Electrical engineer here, and I've wired up entire harnesses for a 1952 MG TD and the engine compartment of a 1982 240 Wagon that I drove for 30 solid years.
Your cooler sounds like the problem, and needs to be in its own socket and on its own fuse. (Stuff with motors and compressors and fans are the big current sucking monsters, the consumer electronics chargers are mostly negligible in their current demands.)
You don't want a bigger fuse for the same wiring, as the designer put in appropriate wire sizes for 20Amps max, and the 20Amp fuse is protecting the wires and the rest of the car from overloads. If you want a bigger fuse, you have to upgrade the wiring first.
This is not so hard to implement, as each 12 Volt socket has its own wire running to the fuse.
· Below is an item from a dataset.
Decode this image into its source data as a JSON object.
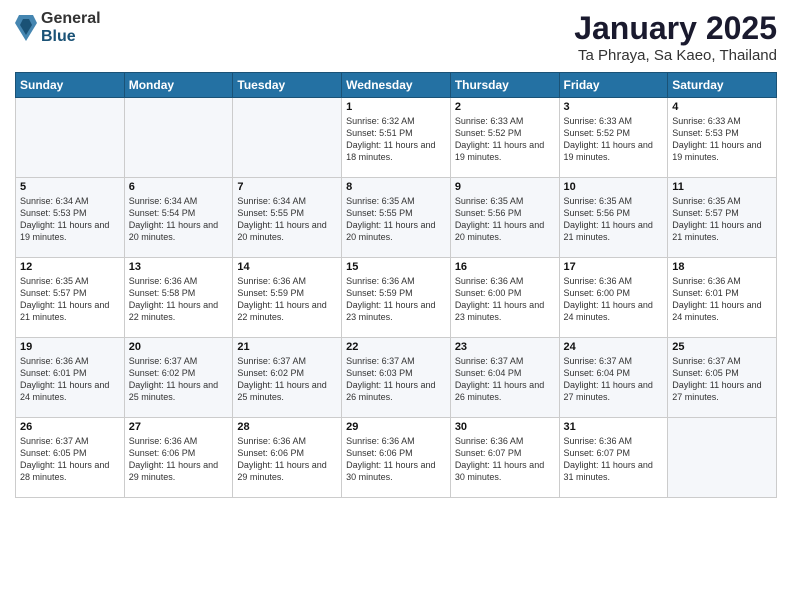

Read through, as you have to go exploring first, and then buy a terminal and some wire at Radio Shack or a hardware store to do the job. I'm going to write this up with extra warning and advice for even complete novices, because tiny electrical mistakes can be expensive in a car with multiple computers.
0) Pull the negative battery cable. (I wish there was also a sure-fire way to also "disable all airbags", like in the early 1990s 740 wagons. Anyone know if there is a fail-safe disabling method?) Anyway, always pull the negative battery cable before doing electrical work, and slide the cable into a zip-lock bag to keep it from touching all the metal that lurks nearby.
1 ) Pull the fuse ("11 C/13" on my v70, wiring diagram attached, it is in Group 37 if you have a different model/year).
2 ) Get at the two Violet wires that run to the "cold side" of the fuse (the side without 12 Volts on it when fuse is removed) which may require removal of various plastic and bits of trim.
3 ) Snip one of the two wires with wire cutters.
4 ) Snip the wire on the cold side of an unused fuse position for an accessory you'll never have.
5 ) Solder the 12 Volt socket wire you cut away from fuse C/13 to the cold side of that unused fuse.
6 ) Insulate your solder joint with electrical tape well, and tape the bit of wire you snipped away from, as there is now a "bare wire" at the end of where you cut.
7 ) Insert a 20 Amp fuse into the unused fuse position, and document the change on the fuse panel cover and in a note in your owner's manual and service record.
8 ) You can now test both sockets to make sure that your wiring/soldering job was good, as each should now only get power with the appropriate fuse in place. But you aren't quite done yet...
9 ) Both 12 Volt sockets share the same (solid black) ground wire. They need individual ground wires if you want to increase the load they can carry, don't they? In my wiring diagram, they connect together at junction point "53/406" which is a wiring harness point that is amidships, likely right under the center armrest where the rear socket is located. You'll have to pull it apart, something I've never done, so look elsewhere for step-by-step on doing that, and post a link in this thread for those who come along later.
10 ) You need to separate the grounds, so that each socket has its own wire to a solid ground. So, you have to find a grounding point. The easy way to do this is to probe around with a volt-ohm meter with one lead connected to a wire attached to a known "frame ground", such as the jump-starting point in the engine compartment. Keep checking bolts, rubbing each with some steel wool to get a good clean surface, until you find one that is a true ground. Cut the black wire that comes from the socket, and solder on a longer length of wire of the same or larger size, and solder it to a ring terminal appropriate for the bolt size and your wire size. They look like this: http://www.grainger.com/Grainger/3M-Ring-Terminal-4X310
. Don't just crimp the terminal if you want to draw some serious current from the socket, solder it too. Slide he ring terminal on your ground bolt, and install the bolt.
10A ) It may be easier to find a good ground in the radio/ECC area where the front socket lives, and it is not so hard to pull the environmental control unit (WITH BATTERY DISCONNECTED!) to do this. There are several excellent sets of instructions on this with photos. So, you'd cut the black wire from the 12 volt socket, and attach it to a good ground you find behind the dash, which leaves only the rear socket using the ground point "53/406".
11 ) Again, insulate your soldering and the end of the wire your cut with electrical tape.
There! Now you have two 12 Volt sockets, each with a 20Amp fuse, each with its own ground wire, and you can plug the cooler into the back one, and the consumer electronics into the front one.
I don't have the socket in the rear cargo compartment, but its power is supplied by the "REM", so I would not mess with it, as it is already a stand-alone socket with its own power and ground. (Anyone care to comment on why Volvo has a computer-controlled 12 Volt socket in the cargo bay? Sounds to my like a set-up for a scene from "2001":
"Open the pod bay door, Hal."
"I can't do that Dave, I'm installed in a Volvo V70 Wagon, and you can't open the pod bay door with a dead battery."
"OK, how about the cooler in the back - can you keep the fish I caught cold?"
"Sure Dave, I can do that, I am a HAL-9000, and I am very good friends with the REM."
"REM? You know the members of the group 'REM'?"
"No, Dave, the box of circuity in the back of the car - that's an REM".